AUSTIN, T.X. (KXAN) — Jason Gindele describes a stillness that Mainspring Schools has never dealt with over its 79 years.
The sound of students echoing through the halls has been silenced. Classrooms are empty. There are no kids running around the playground.
“These are not easy times, you know. We closed much like everyone else did in March — in an effort to flatten the curve,” explained Gindele, who is the executive director at the school in south-central Austin. “We were actually close to reopening back in June and then there was a surge in cases around Travis County and we held off.”
According to the Texas Health and Human Services Commission, since March there’s been 3,098 reported positive cases of COVID-19 across 1,801 child care operations. The vast majority are staff which make up 2,055 of the cases, but 1,043 children have also tested positive.
“The one thing that keeps me up at night is the idea that we open our doors in an unsafe environment, someone gets exposed to COVID-19, and that has you know some dramatic and tragic effect on someone’s life,” Gindele said.
The state’s data shows that nearly 4,800 child care centers have closed between February and now. The number represents about 28 percent of all operations in Texas that haven’t reopened yet.

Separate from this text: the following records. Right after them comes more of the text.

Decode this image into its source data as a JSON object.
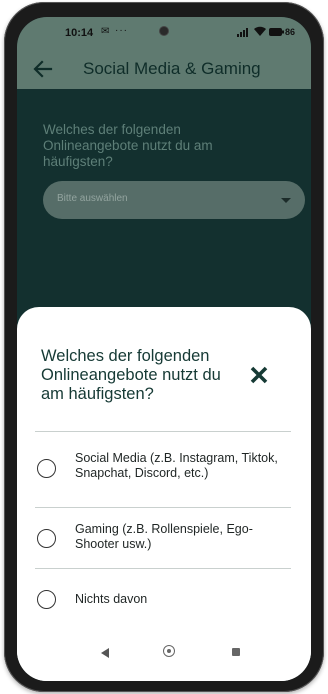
{
  "status_bar": {
    "time": "10:14",
    "notification_glyph": "✉",
    "overflow": "···",
    "battery": "86"
  },
  "app_bar": {
    "title": "Social Media & Gaming",
    "back_icon": "arrow-left-icon"
  },
  "question": {
    "text": "Welches der folgenden Onlineangebote nutzt du am häufigsten?",
    "select_placeholder": "Bitte auswählen"
  },
  "sheet": {
    "title": "Welches der folgenden Onlineangebote nutzt du am häufigsten?",
    "close_icon": "close-icon",
    "options": [
      {
        "label": "Social Media (z.B. Instagram, Tiktok, Snapchat, Discord, etc.)",
        "selected": false
      },
      {
        "label": "Gaming (z.B. Rollenspiele, Ego-Shooter usw.)",
        "selected": false
      },
      {
        "label": "Nichts davon",
        "selected": false
      }
    ]
  },
  "colors": {
    "app_bar": "#5f7a70",
    "background": "#13302f",
    "accent_text": "#163a35"
  }
}
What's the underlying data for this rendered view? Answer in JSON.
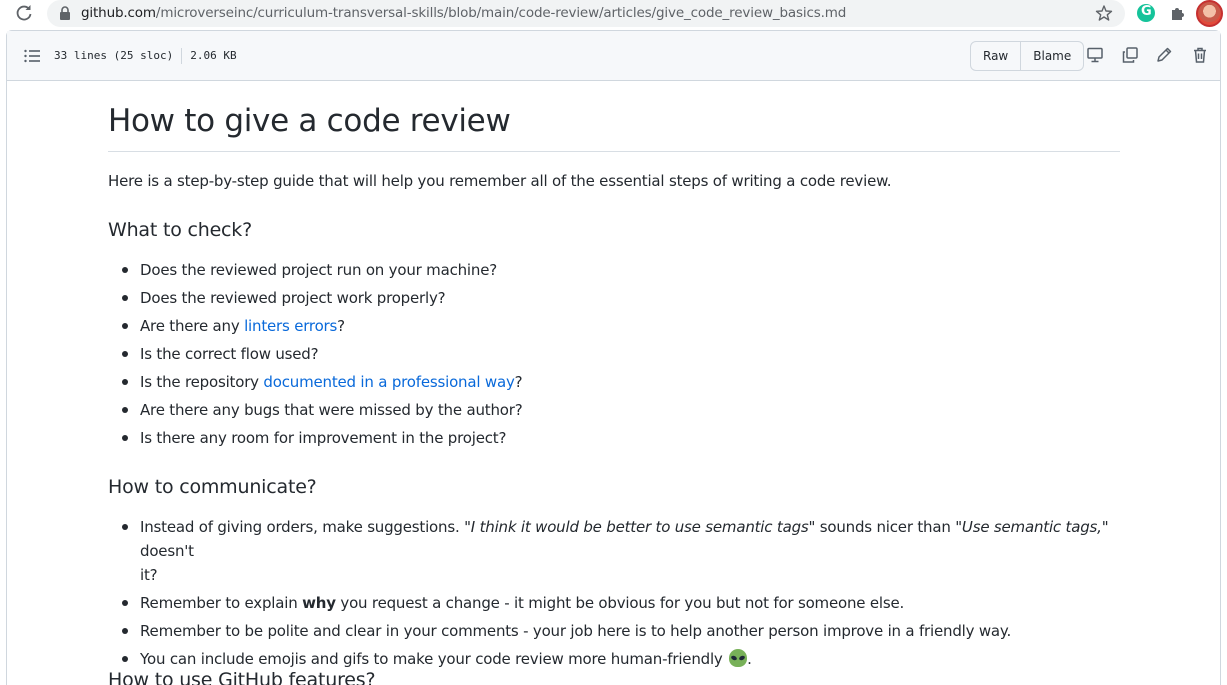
{
  "browser": {
    "url_host": "github.com",
    "url_path": "/microverseinc/curriculum-transversal-skills/blob/main/code-review/articles/give_code_review_basics.md",
    "extension_g_label": "G"
  },
  "file_header": {
    "lines": "33 lines (25 sloc)",
    "size": "2.06 KB",
    "raw_label": "Raw",
    "blame_label": "Blame"
  },
  "article": {
    "title": "How to give a code review",
    "intro": "Here is a step-by-step guide that will help you remember all of the essential steps of writing a code review.",
    "section1": {
      "heading": "What to check?",
      "items": {
        "i0": "Does the reviewed project run on your machine?",
        "i1": "Does the reviewed project work properly?",
        "i2_pre": "Are there any ",
        "i2_link": "linters errors",
        "i2_post": "?",
        "i3": "Is the correct flow used?",
        "i4_pre": "Is the repository ",
        "i4_link": "documented in a professional way",
        "i4_post": "?",
        "i5": "Are there any bugs that were missed by the author?",
        "i6": "Is there any room for improvement in the project?"
      }
    },
    "section2": {
      "heading": "How to communicate?",
      "items": {
        "i0_a": "Instead of giving orders, make suggestions. \"",
        "i0_em1": "I think it would be better to use semantic tags",
        "i0_b": "\" sounds nicer than \"",
        "i0_em2": "Use semantic tags,",
        "i0_c": "\" doesn't",
        "i0_d": "it?",
        "i1_a": "Remember to explain ",
        "i1_strong": "why",
        "i1_b": " you request a change - it might be obvious for you but not for someone else.",
        "i2": "Remember to be polite and clear in your comments - your job here is to help another person improve in a friendly way.",
        "i3_a": "You can include emojis and gifs to make your code review more human-friendly ",
        "i3_b": "."
      }
    },
    "section3": {
      "heading": "How to use GitHub features?"
    }
  }
}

“It’s a crisis for our state and for our community because access to childcare is essential infrastructure for our economy,” explained Cathy McHorse, Vice President of Success by 6 at the United Way for Greater Austin, which focuses on early childhood education.
McHorse said when families don’t have options for reliable and safe child care that impacts job productivity and there’s increased absences and higher turnover.
“What we find is that the COVID pandemic and its impact on child care is just exacerbating a crisis and a fragmented system that we had prior to COVID,” explained McHorse. “It’s exponentially increasing this crisis on our state — in our community.”
McHorse, who is also part of the Austin-Travis County COVID-19 Child Care Task Force, explained that she’s hearing from operators about low enrollment concerns and the cost of safety precautions including cleaning and sanitizing.
“The cost of providing care safely under COVID conditions is adding costs of about $300 to $900 per month — per child – and that’s not sustainable for the child care operation to cover those costs, and it’s not sustainable to pass the costs on to families with young children,” McHorse said.
In May, the Austin City Council approved $1 million for the Austin Childcare Provider Relief Grant to help operations from March to June.
McHorse said the taskforce is looking for other funding options. She said child care operations will need help beyond a few months during this pandemic.
“We know our child care providers right now are forecasting that … without additional investment, or support with their revenue that they will have to layoff or furlough employees, those that are open and operating,” McHorse explained. “After that I imagine we’ll start to see programs closing their doors with no plans to reopen their doors in the long term, and that truly will have a profound impact on our ability to attract businesses and keep our businesses open.”
McHorse explained that the federal government authorized $371 million to the state for child care during this pandemic. She said $200 million has been allocated, but $171 million has been reserved by Governor Greg Abbott in case it’s needed to fill budget deficits.
The U.S. House of Representatives recently passed the Child Care is Essential Act with a $50 billion relief package to help fund child care centers as the COVID-19 crisis continues. The U.S. Senate has introduced a relief package that would provide $15 billion for child care.
Advocacy groups including Texans Care for Children said leaders are negotiating their next move and it’s critical that they hear from parents and operators trying to financially survive.
Mainspring schools, which serves low income families, did get a federal loan for $230,000. Gindele explained that they used the money to pay for 30 employees, mostly teachers, for two months, along with rent and utilities.
“The support that’s needed for the child care industry is not just during the pandemic and doesn’t just stop when the pandemic ends. It actually has to continue for a short time thereafter because inevitably enrollment — while it’s down now — may not get to 100% by the time the pandemic ends,” Gindele said. “There’s got to be more bridge money even at the end of the pandemic to get folks through this.”
Gindele tells KXAN investigator Arezow Doost that they will need funding to survive and not furlough or layoff any staff in the months to come.
The non-profit is now fundraising, but Gindele said they’ve had to dip into savings to help families of students in need.
His staff now gets together regularly to box up clothes, food and books and deliver them to their families needing help.
Gindele said he can’t wait to get the students back in the classroom safely.
“The ages between 0 and 5 are just crucial, absolutely crucial years, for these children to develop in so many different ways socially emotionally, curricularly,” said Gindele said. “Those milestones are being missed and for a lot of these kids, especially at-risk kids, who are coming from situations where they may not have the supports at home to continue to develop they’re going to see regression.”